I’m yet to fully engage with Altman. So far, in MASH and McCabe & Mrs Miller, there appears a lackadaisical tone that cares not whether the audience finds themselves invested in the characters. I wouldn’t quite compare it with the chilly remove of Kubrick’s analytical approach, but in Altman’s wide frame he crams as much information as possible, encouraging the audience to melt into the tone of a scene rather than fully follow the plot machinations. So McCabe is a film that I found myself following that old film student cliche of appreciating more than fully loving, but this really is a supremely well directed work which genially tosses aside the stately Western traditions and displays the rough, vérité characteristics, creating the definitive New Hollywood take on the genre.
McCabe & Mrs Miller depicts the town of Presbyterian Church as it is constructed almost from the ground up, through the eyes of mysterious new arrival McCabe, portrayed by Warren Beatty, who surprises with his range after a charming but fairly simplistic turn in Bonnie and Clyde and seems to be the MVP of New Hollywood’s early years. McCabe is a gambler whose charisma, along with the rumours that he once shot a man- in a sly reference to the idea of America being built on myth- has allowed him to quickly attain a high standing in the community. HBO’s Deadwood is a great show which is clearly indebted to this portrait of burgeoning America, which Altman often seems to shoot from a distance but in close-up, creating an interesting sense of intimacy as he cuts between lead and background characters, giving the setting a richness that is rarely felt in the Western genre, so infected as it is with stock character types and scenes. Roger Ebert described it perfectly in his review, ‘This is not the kind of movie where the characters are introduced. They are all already here. They have been here for a long time. They know all about one another.’ There is no swaggering saloon gunfighting, no horseback chases or Leone extreme close-ups. Altman subverts the Western ideal, makes it lived in, current, essential.
And nowhere is this more apparent than in the character of Mrs Miller, who displays such agency and business acumen that for its first two thirds I even read McCabe as a Feminist western. She is more than the ‘whore with a heart of gold’ trope, Julie Christie’s cockney Madame has been soiled by the vicious patriarchy in the past and is not going to let anyone get in the way of her ambitions this time. The opium fuelled resolution to her arc betrays this somewhat, but is a necess

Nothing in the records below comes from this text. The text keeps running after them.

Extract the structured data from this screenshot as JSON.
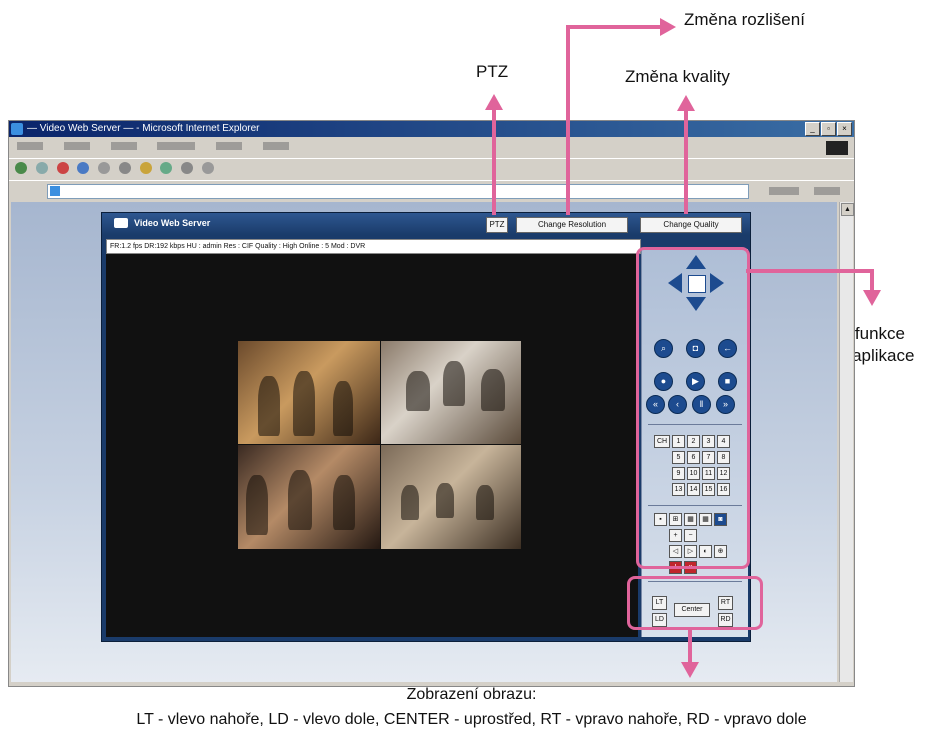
{
  "callouts": {
    "ptz": "PTZ",
    "resolution": "Změna rozlišení",
    "quality": "Změna kvality",
    "same_functions_line1": "Stejné funkce",
    "same_functions_line2": "jako u aplikace",
    "display_title": "Zobrazení obrazu:",
    "display_legend": "LT - vlevo nahoře, LD - vlevo dole, CENTER - uprostřed, RT - vpravo nahoře, RD - vpravo dole"
  },
  "browser": {
    "title": "— Video Web Server — - Microsoft Internet Explorer",
    "window_buttons": [
      "_",
      "▫",
      "×"
    ]
  },
  "app": {
    "title": "Video Web Server",
    "ptz_button": "PTZ",
    "change_resolution": "Change Resolution",
    "change_quality": "Change Quality",
    "status": "FR:1.2 fps  DR:192 kbps  HU : admin  Res : CIF  Quality : High  Online : 5 Mod : DVR",
    "channel_labels": [
      "CH",
      "1",
      "2",
      "3",
      "4",
      "5",
      "6",
      "7",
      "8",
      "9",
      "10",
      "11",
      "12",
      "13",
      "14",
      "15",
      "16"
    ],
    "position_buttons": {
      "lt": "LT",
      "ld": "LD",
      "center": "Center",
      "rt": "RT",
      "rd": "RD"
    }
  },
  "colors": {
    "highlight": "#e0649b",
    "app_frame": "#1a3b6a",
    "control_button": "#1d4b8f"
  }
}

ary part of the bleak worldview presented by McCabe & Mrs Miller, a tragic inevitability that never feels forced but rather, in the cold emptiness of Christie’s eyes, reflects the corruption of an America which promises a future but spits out those who dare to dream of it.
McCabe & Mrs Miller is an essential piece of 70s American cinema, one that truly captures the spirit of the time even as a period genre piece (much like Bonnie and Clyde, however this film is set even earlier). It is a subversive Western the likes of which has rarely replicated, so although it can be difficult to engage with at times, there is a poetic sweep to McCabe & Mrs Miller that reveals untold depths.